Tapping away at the keys on my laptop the content and subject of this article has been a type … select … delete and retype exercise. Not because I don’t have anything to write about, but rather because I have too much to share.
Through the exposure that I have to the game, the industry, the people and the systems that make up the bricks that form part of the clubhouse of golf in South Africa, I am in a very blessed position to be part of the whole story.
The part that prides me most though stems from the days when my poor Mom had to wait for hours in the carpark at The Wanderers Golf Club whilst my brother, Nic Henning, a few other mates and myself appeared from the darkness of the golf course having played a “quick” 18-holes when it was thought that only 9-holes could be played after 16h00.
The fun we had making up our own holes, creating games where you could nominate your oppositions’ next target to be a specific greenside bunker or just the raw taste of competing with each other for bragging rights till the next outing (which was often the next afternoon).

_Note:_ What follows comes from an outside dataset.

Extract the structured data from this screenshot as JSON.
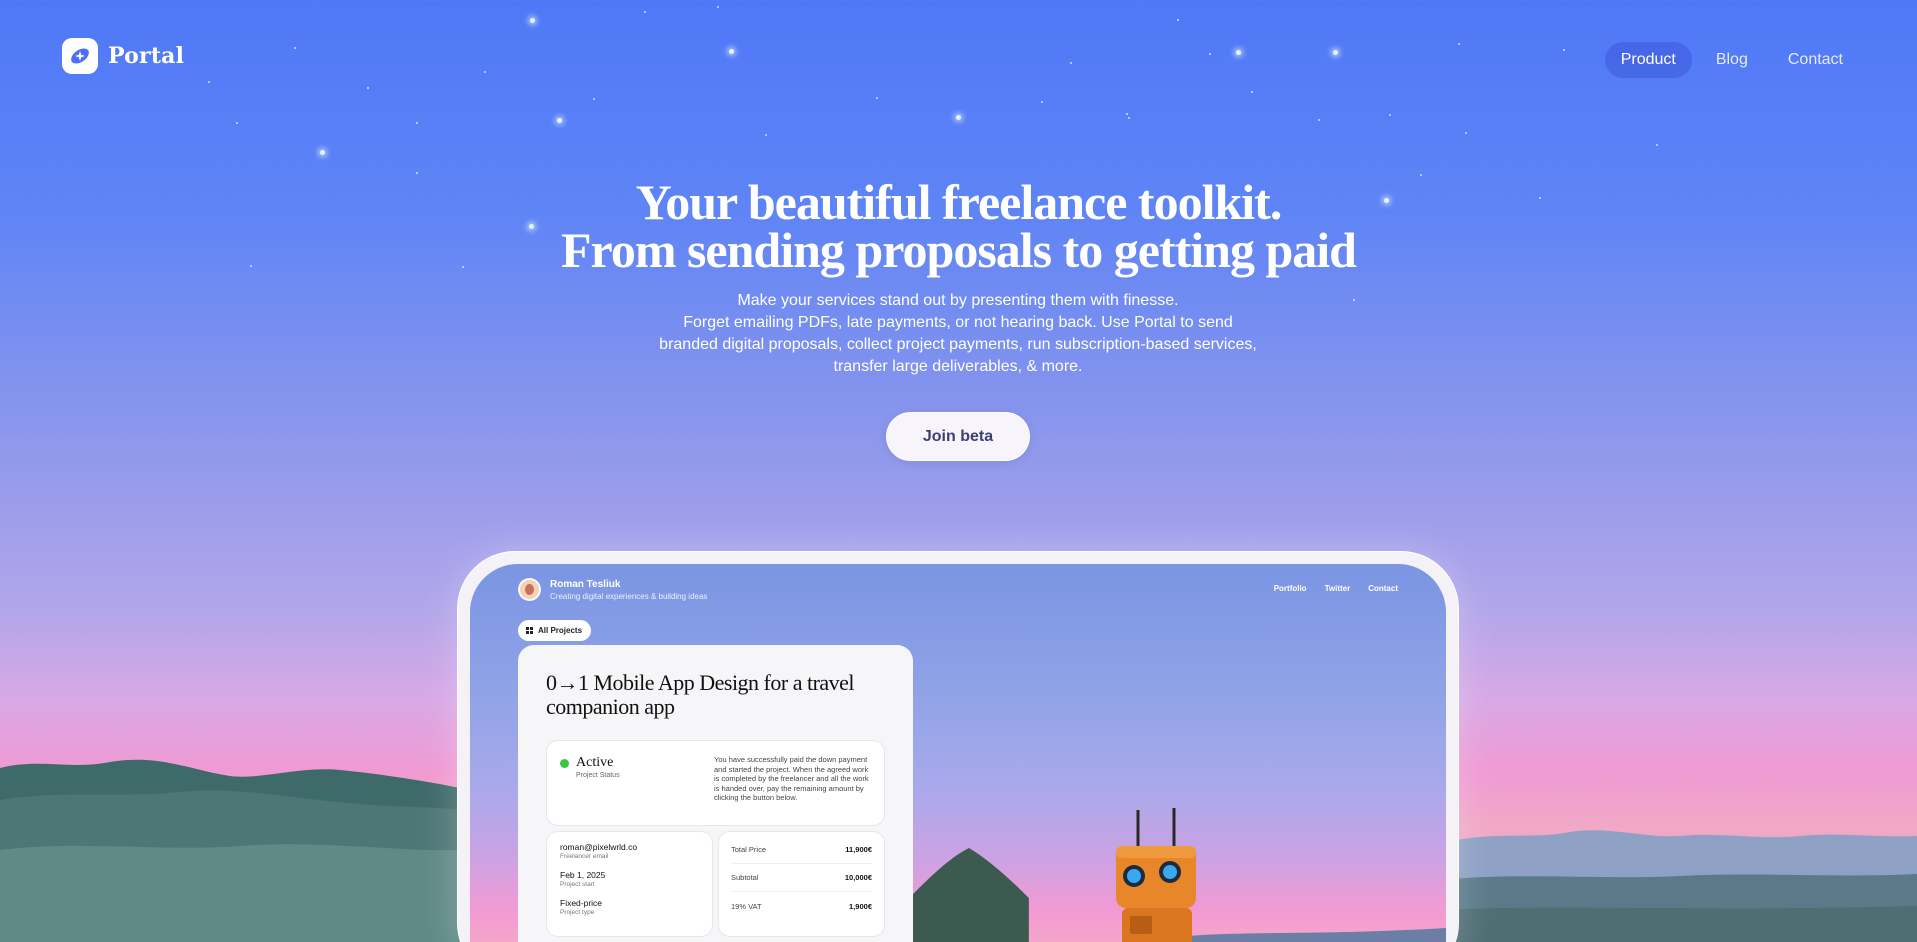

There was nothing that could compare to those sacred hours we spent developing a love for the game! Nothing!
Back in the 80’s though, we were only a small bunch of young golfers, but the success of so many of them in all aspects of the game is now apparent, whether you look at Ernie and Retief as successful players, or to the likes of John Dickson, Martin Briede and Doug Wood as coaches, or even to the likes of Langley Perrins (CEO of Global Golf) and Craig West (West Golf in Germany) as successful business pioneers, or perhaps Steven Shearer and Dave Usendorff as administrators.

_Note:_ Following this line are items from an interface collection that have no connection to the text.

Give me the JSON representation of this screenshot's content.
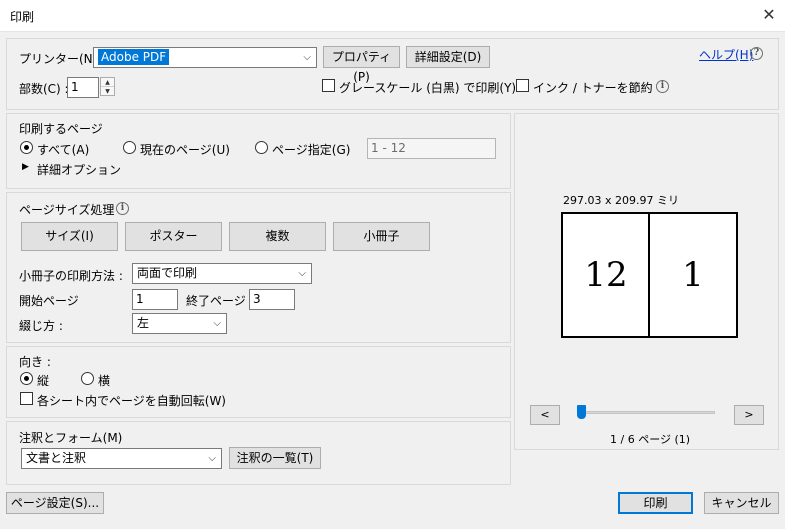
{
  "window": {
    "title": "印刷",
    "close_icon": "close-icon"
  },
  "printer": {
    "label": "プリンター(N) :",
    "selected": "Adobe PDF",
    "properties_button": "プロパティ(P)",
    "advanced_button": "詳細設定(D)",
    "help_link": "ヘルプ(H)",
    "copies_label": "部数(C) :",
    "copies_value": "1",
    "grayscale_label": "グレースケール (白黒) で印刷(Y)",
    "grayscale_checked": false,
    "save_ink_label": "インク / トナーを節約",
    "save_ink_checked": false
  },
  "pages_to_print": {
    "title": "印刷するページ",
    "options": [
      {
        "label": "すべて(A)",
        "selected": true
      },
      {
        "label": "現在のページ(U)",
        "selected": false
      },
      {
        "label": "ページ指定(G)",
        "selected": false
      }
    ],
    "range_value": "1 - 12",
    "more_options": "詳細オプション"
  },
  "page_sizing": {
    "title": "ページサイズ処理",
    "tabs": [
      "サイズ(I)",
      "ポスター",
      "複数",
      "小冊子"
    ],
    "booklet_method_label": "小冊子の印刷方法 :",
    "booklet_method_value": "両面で印刷",
    "start_page_label": "開始ページ",
    "start_page_value": "1",
    "end_page_label": "終了ページ",
    "end_page_value": "3",
    "binding_label": "綴じ方 :",
    "binding_value": "左"
  },
  "orientation": {
    "title": "向き :",
    "options": [
      {
        "label": "縦",
        "selected": true
      },
      {
        "label": "横",
        "selected": false
      }
    ],
    "auto_rotate_label": "各シート内でページを自動回転(W)",
    "auto_rotate_checked": false
  },
  "comments": {
    "title": "注釈とフォーム(M)",
    "selected": "文書と注釈",
    "summary_button": "注釈の一覧(T)"
  },
  "preview": {
    "dimensions": "297.03 x 209.97 ミリ",
    "left_page": "12",
    "right_page": "1",
    "prev_button": "<",
    "next_button": ">",
    "page_indicator": "1 / 6 ページ (1)",
    "slider_position": 0
  },
  "footer": {
    "page_setup_button": "ページ設定(S)...",
    "print_button": "印刷",
    "cancel_button": "キャンセル"
  }
}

Well … okay … Dave Usendorff is also involved in every other aspect of the game of golf too and is, in my opinion, even luckier than myself when it comes to involvement in the industry.
Even though the industry seems to be heading on a little recessive journey, resurgence is coming!
I am fortunate to be actively involved with a number of junior events with the Central Gauteng Golf Union and SA Kids Golf and a wave of tidal wave of youngsters is about to hit the shores!
Not only are they filled with dreams of taking the game to new heights, but they have a wealth of talent to back it up.
Now however I write this, I’m going to leave out names due to the large number of headliners raising their hands, but already names like Kaleigh Telfer, Kyle McClatchie, Ivanna Samu, Teaghan Gauche, Woo-Ju Son, Matthew Spacey, Cara Gorlei, Dylan Naidoo and dozens of others are smashing through the ranks and owning the golf sections of the national newspapers.
This is hugely exciting and with the numbers of junior golfers steadily on the rise, golf seems to have a foundation of youngsters that will stabilise this wobbly ship and put it back on its course.
Back to me though and a message that I have been hinting at for the past few years. Fun, fun, fun!
I have two small children. My daughter is almost six and my son is soon turning three.
I have never forced golf upon either of them and will never do so in the future.
They are most welcome to play any sport that they wish and I’ll support them in whatever they do.
I will never instruct either of my children on how to hold a club or even how to swing. They will learn that on their own and kids are perfectly capable of developing their own techniques of getting their bodies to adapt to the unorthodox movements required to play golf.
But that being said, both of them love golf!
Neither of them play yet, but both will take time out to hit balls (tennis, ping pong, rubber, sponge and sometimes the real thing) in the lounge and in the garden. Yup, my television is going to get it soon!
With that, all I do is watch them.
Not their movements. Not their “centeredness of strike”, their stroke, their takeaway or their follow through.
All I watch is their faces.
The joy that comes from their expressions when they send a “spongy” across the room is Godsend!
Now that seems to be the ingredient missing from the game at present and is the cause of so many adults turning their backs on golf and finding new recreational activities to pursue.
We have forgotten how much fun golf can be.
Kids only commit themselves to activities that they enjoy, and the sheer magnitude of the nest of juniors currently investing their efforts in the game of golf is testament to this.
So, some positivity and words of golfing wisdom to see you through till next month:
If you’re not having fun, you’re doing it wrong!